WHAT THE TASK ASKS: Scan the data below and copy each line where "索通发展" occurs.
━━ EXERCISE MATERIAL ━━
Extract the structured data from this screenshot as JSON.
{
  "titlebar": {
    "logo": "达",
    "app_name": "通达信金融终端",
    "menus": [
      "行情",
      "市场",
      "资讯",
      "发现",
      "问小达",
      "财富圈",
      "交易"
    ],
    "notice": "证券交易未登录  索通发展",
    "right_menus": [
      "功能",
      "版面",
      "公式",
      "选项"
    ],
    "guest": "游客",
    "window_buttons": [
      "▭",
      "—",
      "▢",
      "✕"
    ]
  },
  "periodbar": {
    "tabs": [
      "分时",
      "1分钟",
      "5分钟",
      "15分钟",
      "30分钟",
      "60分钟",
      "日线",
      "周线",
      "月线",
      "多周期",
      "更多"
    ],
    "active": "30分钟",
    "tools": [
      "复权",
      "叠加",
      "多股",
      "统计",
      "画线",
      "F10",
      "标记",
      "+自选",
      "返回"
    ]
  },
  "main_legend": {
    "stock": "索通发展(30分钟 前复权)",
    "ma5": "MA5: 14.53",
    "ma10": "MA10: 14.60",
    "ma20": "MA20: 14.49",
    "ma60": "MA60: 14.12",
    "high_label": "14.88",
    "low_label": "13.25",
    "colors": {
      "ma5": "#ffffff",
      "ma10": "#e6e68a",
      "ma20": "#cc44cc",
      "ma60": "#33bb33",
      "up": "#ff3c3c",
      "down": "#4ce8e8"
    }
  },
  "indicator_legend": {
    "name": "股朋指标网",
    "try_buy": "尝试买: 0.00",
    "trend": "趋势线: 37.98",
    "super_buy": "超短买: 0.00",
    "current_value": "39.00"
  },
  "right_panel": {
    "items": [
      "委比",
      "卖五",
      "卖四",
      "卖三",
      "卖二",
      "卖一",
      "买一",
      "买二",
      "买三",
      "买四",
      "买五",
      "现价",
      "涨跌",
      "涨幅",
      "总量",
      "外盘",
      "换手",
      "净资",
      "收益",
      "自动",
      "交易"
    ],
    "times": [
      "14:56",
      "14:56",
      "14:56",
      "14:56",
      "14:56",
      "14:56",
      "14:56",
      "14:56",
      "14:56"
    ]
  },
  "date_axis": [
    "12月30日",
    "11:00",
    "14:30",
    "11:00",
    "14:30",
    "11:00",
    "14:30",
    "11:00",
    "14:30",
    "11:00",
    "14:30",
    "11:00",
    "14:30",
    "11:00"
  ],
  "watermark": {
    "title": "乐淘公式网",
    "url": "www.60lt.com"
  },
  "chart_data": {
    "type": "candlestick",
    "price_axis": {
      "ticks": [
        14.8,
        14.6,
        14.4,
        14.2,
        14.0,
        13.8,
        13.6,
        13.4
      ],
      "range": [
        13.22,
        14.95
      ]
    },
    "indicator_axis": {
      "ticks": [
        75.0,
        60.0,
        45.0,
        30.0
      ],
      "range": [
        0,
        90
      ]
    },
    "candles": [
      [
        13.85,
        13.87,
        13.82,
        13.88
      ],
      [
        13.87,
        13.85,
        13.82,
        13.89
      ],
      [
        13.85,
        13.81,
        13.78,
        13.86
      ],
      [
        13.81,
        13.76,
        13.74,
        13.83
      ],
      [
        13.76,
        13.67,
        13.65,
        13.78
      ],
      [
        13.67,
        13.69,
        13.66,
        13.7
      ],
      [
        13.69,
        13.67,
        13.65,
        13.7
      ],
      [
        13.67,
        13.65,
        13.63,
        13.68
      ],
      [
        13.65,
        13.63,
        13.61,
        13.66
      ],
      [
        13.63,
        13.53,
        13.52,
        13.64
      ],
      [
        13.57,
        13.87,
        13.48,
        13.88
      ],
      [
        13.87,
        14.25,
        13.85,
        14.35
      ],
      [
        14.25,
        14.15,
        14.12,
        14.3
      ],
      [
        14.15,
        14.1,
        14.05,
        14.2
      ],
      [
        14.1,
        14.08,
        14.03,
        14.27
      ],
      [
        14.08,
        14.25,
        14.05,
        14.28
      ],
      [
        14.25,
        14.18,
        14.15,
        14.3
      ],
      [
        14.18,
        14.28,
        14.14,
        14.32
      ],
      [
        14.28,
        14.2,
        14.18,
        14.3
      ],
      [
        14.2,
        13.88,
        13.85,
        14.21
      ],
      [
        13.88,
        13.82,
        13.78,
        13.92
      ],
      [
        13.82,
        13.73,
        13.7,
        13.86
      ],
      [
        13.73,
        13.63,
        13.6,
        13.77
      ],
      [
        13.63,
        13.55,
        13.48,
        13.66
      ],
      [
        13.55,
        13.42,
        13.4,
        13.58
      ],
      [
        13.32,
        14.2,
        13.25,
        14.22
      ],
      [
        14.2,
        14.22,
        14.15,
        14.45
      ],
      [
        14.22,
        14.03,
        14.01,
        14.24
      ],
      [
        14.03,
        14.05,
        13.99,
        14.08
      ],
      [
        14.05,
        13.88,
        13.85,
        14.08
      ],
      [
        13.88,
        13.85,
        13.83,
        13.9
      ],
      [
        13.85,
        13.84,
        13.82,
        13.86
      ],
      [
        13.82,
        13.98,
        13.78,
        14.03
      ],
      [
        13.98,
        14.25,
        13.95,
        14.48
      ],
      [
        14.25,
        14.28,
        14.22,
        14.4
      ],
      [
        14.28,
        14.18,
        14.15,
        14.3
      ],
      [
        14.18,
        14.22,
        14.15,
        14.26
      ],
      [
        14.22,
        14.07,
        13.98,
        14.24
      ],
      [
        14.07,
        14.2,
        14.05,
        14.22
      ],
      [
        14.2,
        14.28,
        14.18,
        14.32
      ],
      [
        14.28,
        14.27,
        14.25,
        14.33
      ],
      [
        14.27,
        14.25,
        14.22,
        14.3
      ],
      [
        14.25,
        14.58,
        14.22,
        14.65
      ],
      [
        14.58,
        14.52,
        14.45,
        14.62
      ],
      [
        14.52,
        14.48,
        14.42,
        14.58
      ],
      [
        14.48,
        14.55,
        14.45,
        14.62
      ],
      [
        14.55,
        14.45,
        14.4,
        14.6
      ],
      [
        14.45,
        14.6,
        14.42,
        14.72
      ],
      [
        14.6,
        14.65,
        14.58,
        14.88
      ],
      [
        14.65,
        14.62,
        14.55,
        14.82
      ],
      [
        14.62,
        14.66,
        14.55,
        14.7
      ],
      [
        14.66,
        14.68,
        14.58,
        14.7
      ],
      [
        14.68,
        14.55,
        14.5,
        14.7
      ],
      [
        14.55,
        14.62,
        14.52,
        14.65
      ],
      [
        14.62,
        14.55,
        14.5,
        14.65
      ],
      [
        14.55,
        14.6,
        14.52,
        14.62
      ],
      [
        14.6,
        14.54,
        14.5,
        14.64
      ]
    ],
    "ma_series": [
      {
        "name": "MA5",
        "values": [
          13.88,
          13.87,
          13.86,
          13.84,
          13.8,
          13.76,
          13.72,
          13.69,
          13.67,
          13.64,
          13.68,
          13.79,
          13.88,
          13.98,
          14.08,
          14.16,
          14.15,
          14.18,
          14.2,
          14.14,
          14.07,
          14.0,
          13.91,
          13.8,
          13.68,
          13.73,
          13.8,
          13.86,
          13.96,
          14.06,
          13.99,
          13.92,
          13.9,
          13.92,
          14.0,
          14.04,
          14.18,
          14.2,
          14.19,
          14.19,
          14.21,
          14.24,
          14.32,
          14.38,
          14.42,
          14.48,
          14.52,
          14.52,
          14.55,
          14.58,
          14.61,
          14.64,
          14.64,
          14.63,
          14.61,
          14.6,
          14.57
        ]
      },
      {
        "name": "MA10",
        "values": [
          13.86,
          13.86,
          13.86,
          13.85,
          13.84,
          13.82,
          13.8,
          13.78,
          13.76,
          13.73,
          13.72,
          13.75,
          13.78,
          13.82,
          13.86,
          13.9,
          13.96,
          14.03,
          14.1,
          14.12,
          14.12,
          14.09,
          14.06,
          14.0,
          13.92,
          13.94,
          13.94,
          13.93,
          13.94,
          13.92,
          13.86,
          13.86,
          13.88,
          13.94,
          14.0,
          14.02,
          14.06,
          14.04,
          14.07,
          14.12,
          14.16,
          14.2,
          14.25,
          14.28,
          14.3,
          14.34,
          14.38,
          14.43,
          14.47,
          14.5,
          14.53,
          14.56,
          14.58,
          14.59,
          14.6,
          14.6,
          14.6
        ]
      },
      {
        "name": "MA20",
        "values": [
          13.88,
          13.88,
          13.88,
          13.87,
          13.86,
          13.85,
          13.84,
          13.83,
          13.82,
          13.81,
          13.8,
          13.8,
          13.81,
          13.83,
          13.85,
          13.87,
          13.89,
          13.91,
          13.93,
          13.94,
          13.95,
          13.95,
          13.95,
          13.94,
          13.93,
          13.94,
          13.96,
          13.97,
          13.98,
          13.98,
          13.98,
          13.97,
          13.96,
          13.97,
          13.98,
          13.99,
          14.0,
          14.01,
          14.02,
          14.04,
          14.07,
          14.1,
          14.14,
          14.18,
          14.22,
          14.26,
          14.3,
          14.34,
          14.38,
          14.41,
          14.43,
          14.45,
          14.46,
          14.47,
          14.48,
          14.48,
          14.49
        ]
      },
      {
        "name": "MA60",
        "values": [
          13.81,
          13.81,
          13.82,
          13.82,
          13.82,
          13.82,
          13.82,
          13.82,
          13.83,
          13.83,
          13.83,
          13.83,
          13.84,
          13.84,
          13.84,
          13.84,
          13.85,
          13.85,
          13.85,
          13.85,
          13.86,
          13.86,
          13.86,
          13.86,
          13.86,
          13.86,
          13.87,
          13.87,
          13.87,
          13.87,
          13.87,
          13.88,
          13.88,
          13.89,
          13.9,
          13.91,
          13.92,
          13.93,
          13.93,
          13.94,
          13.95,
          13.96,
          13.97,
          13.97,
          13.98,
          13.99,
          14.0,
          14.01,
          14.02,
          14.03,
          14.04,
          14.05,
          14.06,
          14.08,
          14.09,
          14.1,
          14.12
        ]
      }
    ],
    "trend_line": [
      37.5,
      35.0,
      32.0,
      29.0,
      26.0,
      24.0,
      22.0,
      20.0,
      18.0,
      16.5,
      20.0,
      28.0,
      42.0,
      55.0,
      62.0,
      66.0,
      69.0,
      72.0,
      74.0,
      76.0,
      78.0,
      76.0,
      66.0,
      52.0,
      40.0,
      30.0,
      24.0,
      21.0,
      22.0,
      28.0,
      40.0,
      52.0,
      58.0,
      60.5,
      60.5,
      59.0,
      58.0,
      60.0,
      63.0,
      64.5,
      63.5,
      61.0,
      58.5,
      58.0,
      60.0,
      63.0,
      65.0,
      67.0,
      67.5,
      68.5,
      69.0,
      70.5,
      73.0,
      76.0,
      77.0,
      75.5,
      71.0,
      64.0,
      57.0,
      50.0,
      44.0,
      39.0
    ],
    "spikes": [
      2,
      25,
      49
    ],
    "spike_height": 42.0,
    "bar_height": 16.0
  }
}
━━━
REPLY:
    "notice": "证券交易未登录  索通发展",
    "stock": "索通发展(30分钟 前复权)",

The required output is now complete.